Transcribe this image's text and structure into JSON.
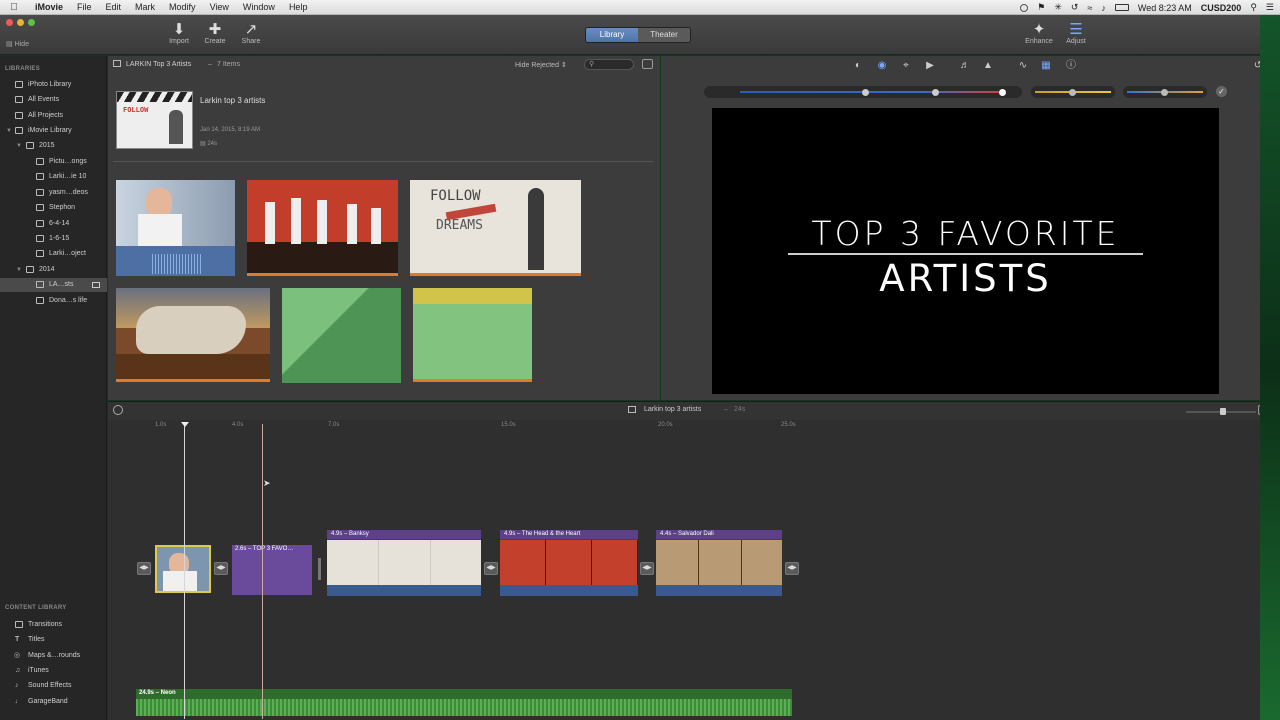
{
  "menubar": {
    "app": "iMovie",
    "items": [
      "File",
      "Edit",
      "Mark",
      "Modify",
      "View",
      "Window",
      "Help"
    ],
    "clock": "Wed 8:23 AM",
    "user": "CUSD200"
  },
  "toolbar": {
    "hide": "Hide",
    "import": "Import",
    "create": "Create",
    "share": "Share",
    "library_tab": "Library",
    "theater_tab": "Theater",
    "enhance": "Enhance",
    "adjust": "Adjust"
  },
  "sidebar": {
    "libraries_header": "LIBRARIES",
    "items": [
      {
        "label": "iPhoto Library"
      },
      {
        "label": "All Events"
      },
      {
        "label": "All Projects"
      },
      {
        "label": "iMovie Library"
      },
      {
        "label": "2015"
      },
      {
        "label": "Pictu…ongs"
      },
      {
        "label": "Larki…ie 10"
      },
      {
        "label": "yasm…deos"
      },
      {
        "label": "Stephon"
      },
      {
        "label": "6-4-14"
      },
      {
        "label": "1-6-15"
      },
      {
        "label": "Larki…oject"
      },
      {
        "label": "2014"
      },
      {
        "label": "LA…sts"
      },
      {
        "label": "Dona…s life"
      }
    ],
    "content_header": "CONTENT LIBRARY",
    "content_items": [
      {
        "label": "Transitions"
      },
      {
        "label": "Titles"
      },
      {
        "label": "Maps &…rounds"
      },
      {
        "label": "iTunes"
      },
      {
        "label": "Sound Effects"
      },
      {
        "label": "GarageBand"
      }
    ]
  },
  "browser": {
    "header_title": "LARKIN Top 3 Artists",
    "header_count": "7 Items",
    "hide_rejected": "Hide Rejected",
    "event_title": "Larkin top 3 artists",
    "event_date": "Jan 14, 2015, 8:19 AM",
    "event_duration": "24s"
  },
  "viewer": {
    "title_line1": "TOP 3 FAVORITE",
    "title_line2": "ARTISTS"
  },
  "timeline": {
    "project_title": "Larkin top 3 artists",
    "project_duration": "24s",
    "ruler": [
      "1.0s",
      "4.0s",
      "7.0s",
      "15.0s",
      "20.0s",
      "25.0s"
    ],
    "clips": [
      {
        "label": "2.6s – TOP 3 FAVO…"
      },
      {
        "label": "4.9s – Banksy"
      },
      {
        "label": "4.9s – The  Head & the Heart"
      },
      {
        "label": "4.4s – Salvador Dali"
      }
    ],
    "audio_label": "24.9s – Neon"
  },
  "colors": {
    "accent": "#5b82c2",
    "title_clip": "#6a4a9a",
    "audio": "#4c9a44",
    "selection": "#e0c84a"
  }
}
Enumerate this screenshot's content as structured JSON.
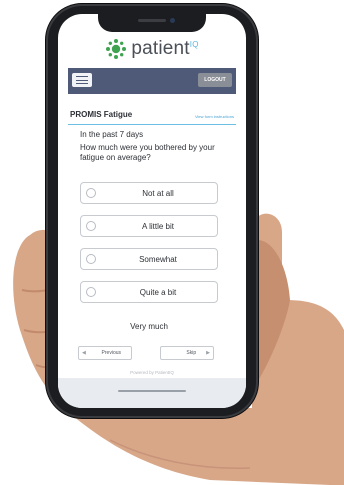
{
  "brand": {
    "name": "patient",
    "superscript": "IQ",
    "accent_color": "#58b7e0",
    "logo_color": "#3fa352"
  },
  "header": {
    "menu_icon": "hamburger-menu-icon",
    "logout_label": "LOGOUT",
    "bar_color": "#4f5a78"
  },
  "survey": {
    "title": "PROMIS Fatigue",
    "instructions_link": "View form instructions",
    "period": "In the past 7 days",
    "question": "How much were you bothered by your fatigue on average?",
    "options": [
      {
        "label": "Not at all",
        "selected": false
      },
      {
        "label": "A little bit",
        "selected": false
      },
      {
        "label": "Somewhat",
        "selected": false
      },
      {
        "label": "Quite a bit",
        "selected": false
      },
      {
        "label": "Very much",
        "selected": false
      }
    ]
  },
  "navigation": {
    "previous_label": "Previous",
    "skip_label": "Skip"
  },
  "footer": {
    "powered_by": "Powered by PatientIQ"
  }
}
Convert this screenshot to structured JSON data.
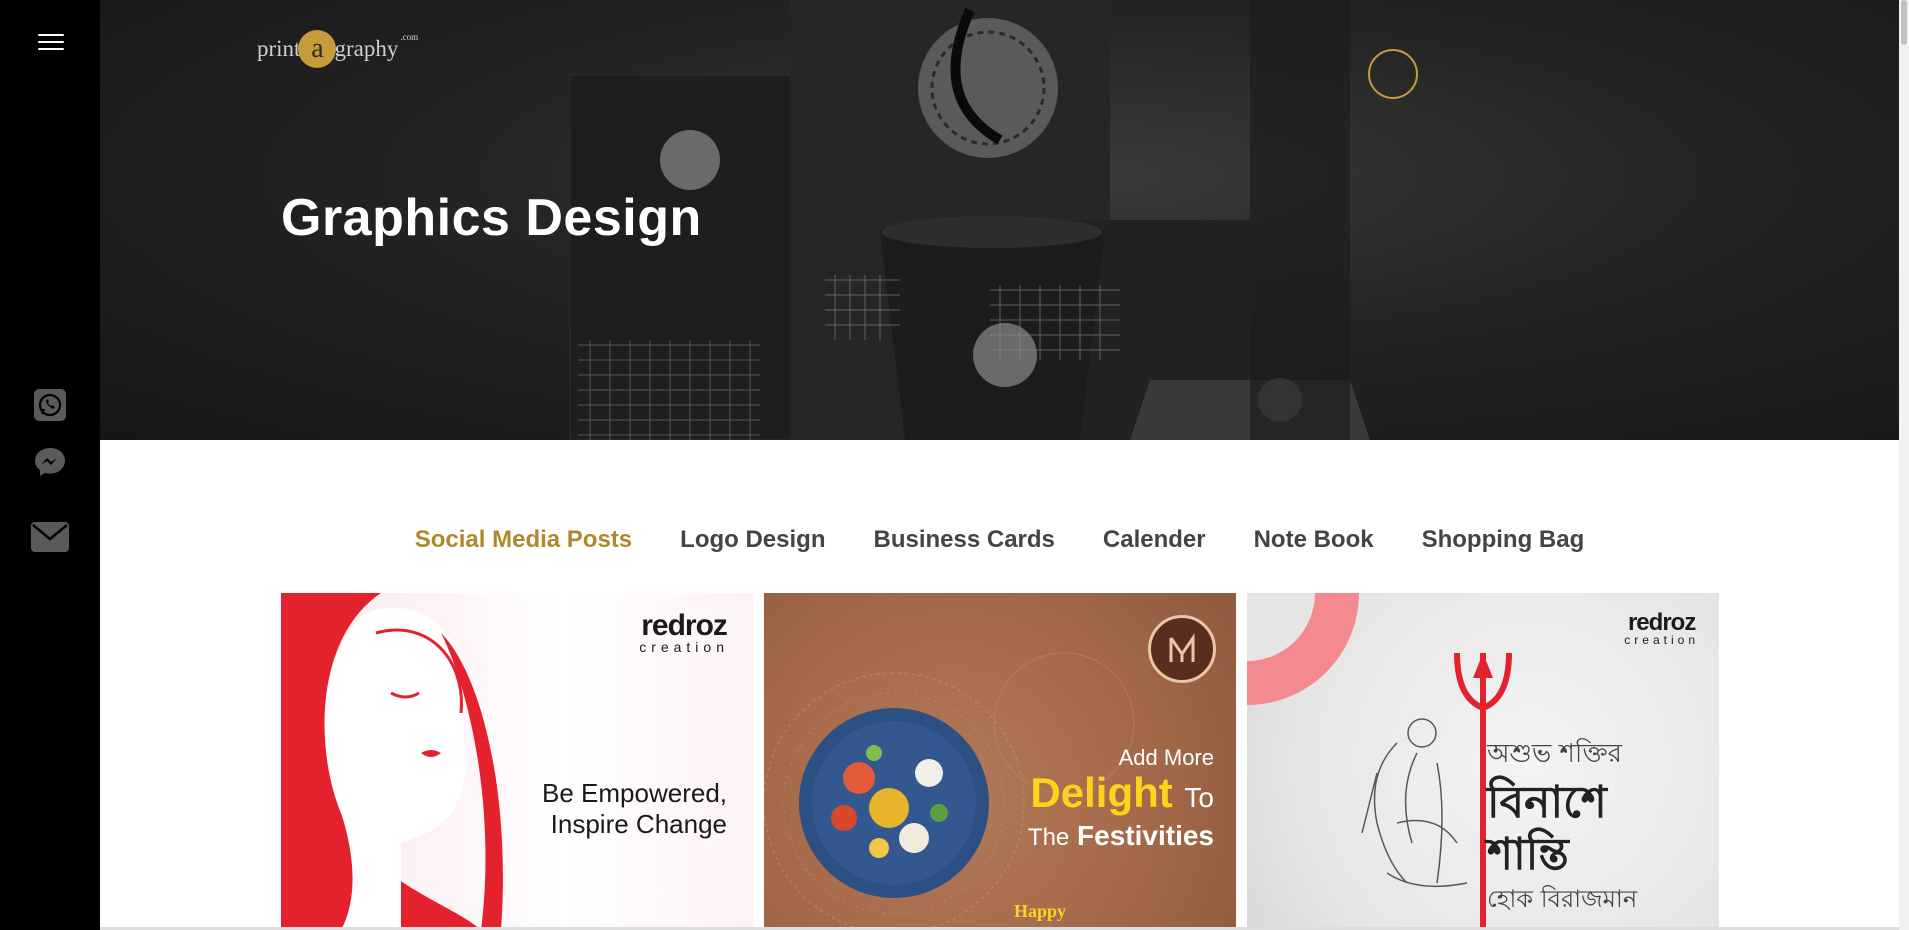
{
  "nav": {
    "menu_icon": "hamburger-menu-icon",
    "social_icons": [
      "whatsapp-icon",
      "messenger-icon",
      "email-icon"
    ]
  },
  "logo": {
    "pre": "print",
    "letter": "a",
    "post": "graphy",
    "suffix": ".com"
  },
  "hero": {
    "title": "Graphics Design"
  },
  "tabs": [
    {
      "label": "Social Media Posts",
      "active": true
    },
    {
      "label": "Logo Design",
      "active": false
    },
    {
      "label": "Business Cards",
      "active": false
    },
    {
      "label": "Calender",
      "active": false
    },
    {
      "label": "Note Book",
      "active": false
    },
    {
      "label": "Shopping Bag",
      "active": false
    }
  ],
  "cards": [
    {
      "brand": "redroz",
      "brand_sub": "creation",
      "line1": "Be Empowered,",
      "line2": "Inspire Change"
    },
    {
      "pre": "Add More",
      "big": "Delight",
      "to": "To",
      "the": "The",
      "fest": "Festivities",
      "happy": "Happy"
    },
    {
      "brand": "redroz",
      "brand_sub": "creation",
      "bn1": "অশুভ শক্তির",
      "bn2": "বিনাশে",
      "bn3": "শান্তি",
      "bn4": "হোক বিরাজমান"
    }
  ],
  "colors": {
    "accent": "#b0892f",
    "gold": "#c69b3a",
    "sidebar": "#000000",
    "card1_red": "#e4222e",
    "card2_tan": "#a4694a",
    "card2_yellow": "#ffd21c"
  }
}
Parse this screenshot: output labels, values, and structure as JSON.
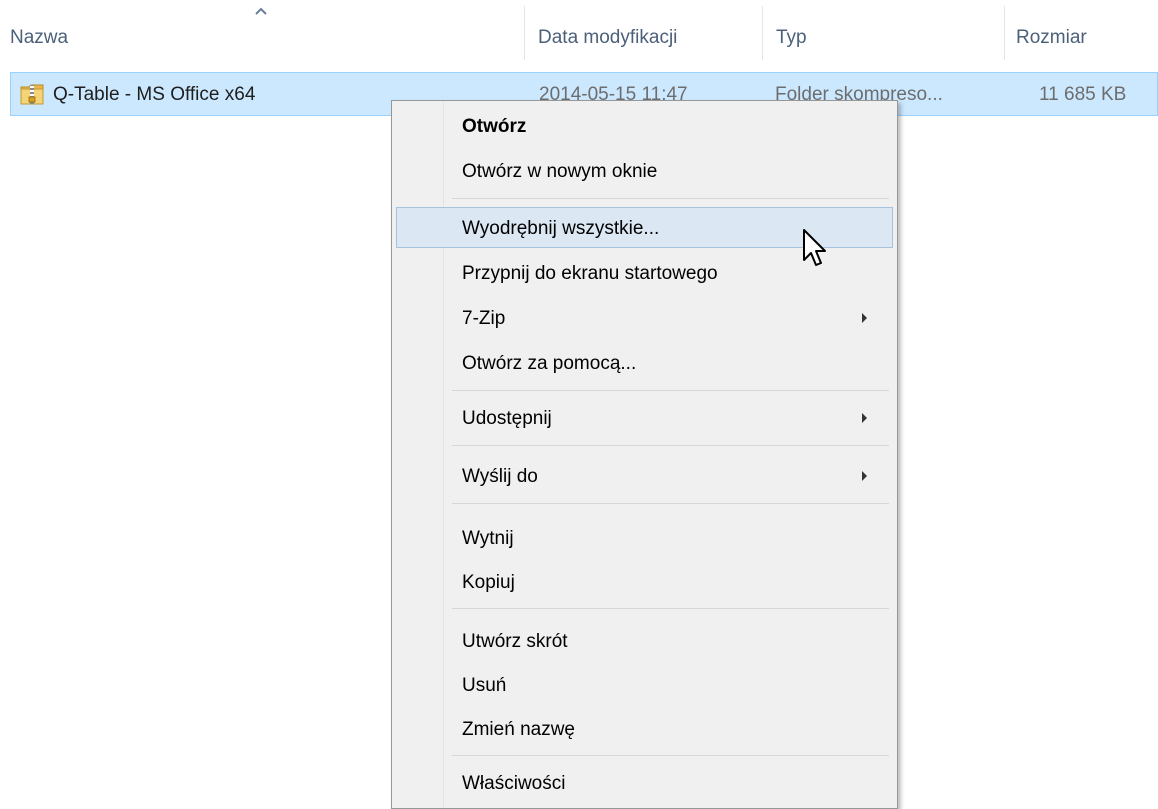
{
  "columns": {
    "name": "Nazwa",
    "date": "Data modyfikacji",
    "type": "Typ",
    "size": "Rozmiar"
  },
  "file": {
    "name": "Q-Table - MS Office x64",
    "date": "2014-05-15 11:47",
    "type": "Folder skompreso...",
    "size": "11 685 KB",
    "icon": "zip-folder-icon"
  },
  "menu": {
    "open": "Otwórz",
    "open_new_window": "Otwórz w nowym oknie",
    "extract_all": "Wyodrębnij wszystkie...",
    "pin_start": "Przypnij do ekranu startowego",
    "seven_zip": "7-Zip",
    "open_with": "Otwórz za pomocą...",
    "share": "Udostępnij",
    "send_to": "Wyślij do",
    "cut": "Wytnij",
    "copy": "Kopiuj",
    "create_shortcut": "Utwórz skrót",
    "delete": "Usuń",
    "rename": "Zmień nazwę",
    "properties": "Właściwości"
  },
  "colors": {
    "selection": "#cce8ff",
    "menu_hover": "#dbe7f3",
    "header_text": "#4c607a"
  }
}
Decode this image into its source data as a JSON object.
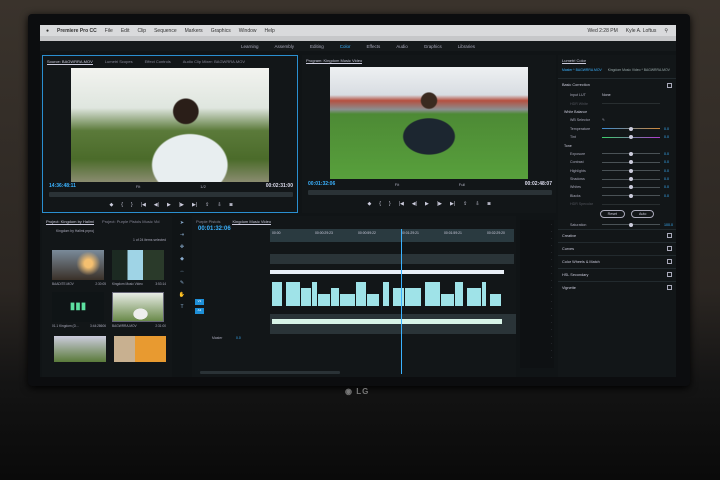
{
  "menubar": {
    "app": "Premiere Pro CC",
    "items": [
      "File",
      "Edit",
      "Clip",
      "Sequence",
      "Markers",
      "Graphics",
      "Window",
      "Help"
    ],
    "clock": "Wed 2:28 PM",
    "user": "Kyle A. Loftus"
  },
  "workspaces": [
    {
      "label": "Learning"
    },
    {
      "label": "Assembly"
    },
    {
      "label": "Editing"
    },
    {
      "label": "Color",
      "active": true
    },
    {
      "label": "Effects"
    },
    {
      "label": "Audio"
    },
    {
      "label": "Graphics"
    },
    {
      "label": "Libraries"
    }
  ],
  "source": {
    "tabs": [
      "Source: BAGWRRA.MOV",
      "Lumetri Scopes",
      "Effect Controls",
      "Audio Clip Mixer: BAGWRRA.MOV"
    ],
    "timecode": "14:36:48:11",
    "fit": "Fit",
    "ratio": "1/2",
    "duration": "00:02:31:00"
  },
  "program": {
    "title": "Program: Kingdom Music Video",
    "timecode": "00:01:32:06",
    "fit": "Fit",
    "quality": "Full",
    "duration": "00:02:48:07"
  },
  "controls": [
    "◆",
    "{",
    "}",
    "|◀",
    "◀|",
    "▶",
    "|▶",
    "▶|",
    "⇪",
    "⇩",
    "◙"
  ],
  "lumetri": {
    "title": "Lumetri Color",
    "master": "Master * BAGWRRA.MOV",
    "sequence": "Kingdom Music Video * BAGWRRA.MOV",
    "basic": "Basic Correction",
    "input_lut_label": "Input LUT",
    "input_lut": "None",
    "hdr_white": "HDR White",
    "white_balance": "White Balance",
    "wb_selector": "WB Selector",
    "wb": [
      {
        "label": "Temperature",
        "value": "0.0"
      },
      {
        "label": "Tint",
        "value": "0.0"
      }
    ],
    "tone_label": "Tone",
    "tone": [
      {
        "label": "Exposure",
        "value": "0.0"
      },
      {
        "label": "Contrast",
        "value": "0.0"
      },
      {
        "label": "Highlights",
        "value": "0.0"
      },
      {
        "label": "Shadows",
        "value": "0.0"
      },
      {
        "label": "Whites",
        "value": "0.0"
      },
      {
        "label": "Blacks",
        "value": "0.0"
      }
    ],
    "hdr_specular": "HDR Specular",
    "reset": "Reset",
    "auto": "Auto",
    "saturation_label": "Saturation",
    "saturation": "100.0",
    "sections": [
      "Creative",
      "Curves",
      "Color Wheels & Match",
      "HSL Secondary",
      "Vignette"
    ]
  },
  "project": {
    "tabs": [
      "Project: Kingdom by Halimi",
      "Project: Purple Pistols Music Vid"
    ],
    "file": "Kingdom by Halimi.prproj",
    "selection": "1 of 24 items selected",
    "items": [
      {
        "name": "BAADITE.MOV",
        "dur": "2:30:05"
      },
      {
        "name": "Kingdom Music Video",
        "dur": "3:53:14"
      },
      {
        "name": "01.1 Kingdom (D...",
        "dur": "3:44:28606"
      },
      {
        "name": "BAGWRRA.MOV",
        "dur": "2:31:00"
      }
    ]
  },
  "timeline": {
    "tabs": [
      "Purple Pistols",
      "Kingdom Music Video"
    ],
    "timecode": "00:01:32:06",
    "ruler": [
      "00:00",
      "00:00:29:23",
      "00:00:59:22",
      "00:01:29:21",
      "00:01:59:21",
      "00:02:29:20"
    ],
    "video_track": "V1",
    "audio_track": "A1",
    "master": "Master",
    "master_value": "0.0"
  },
  "brand": "LG"
}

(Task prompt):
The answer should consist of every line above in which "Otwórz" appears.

(Result of this exercise):
    "open": "Otwórz",
    "open_new_window": "Otwórz w nowym oknie",
    "open_with": "Otwórz za pomocą...",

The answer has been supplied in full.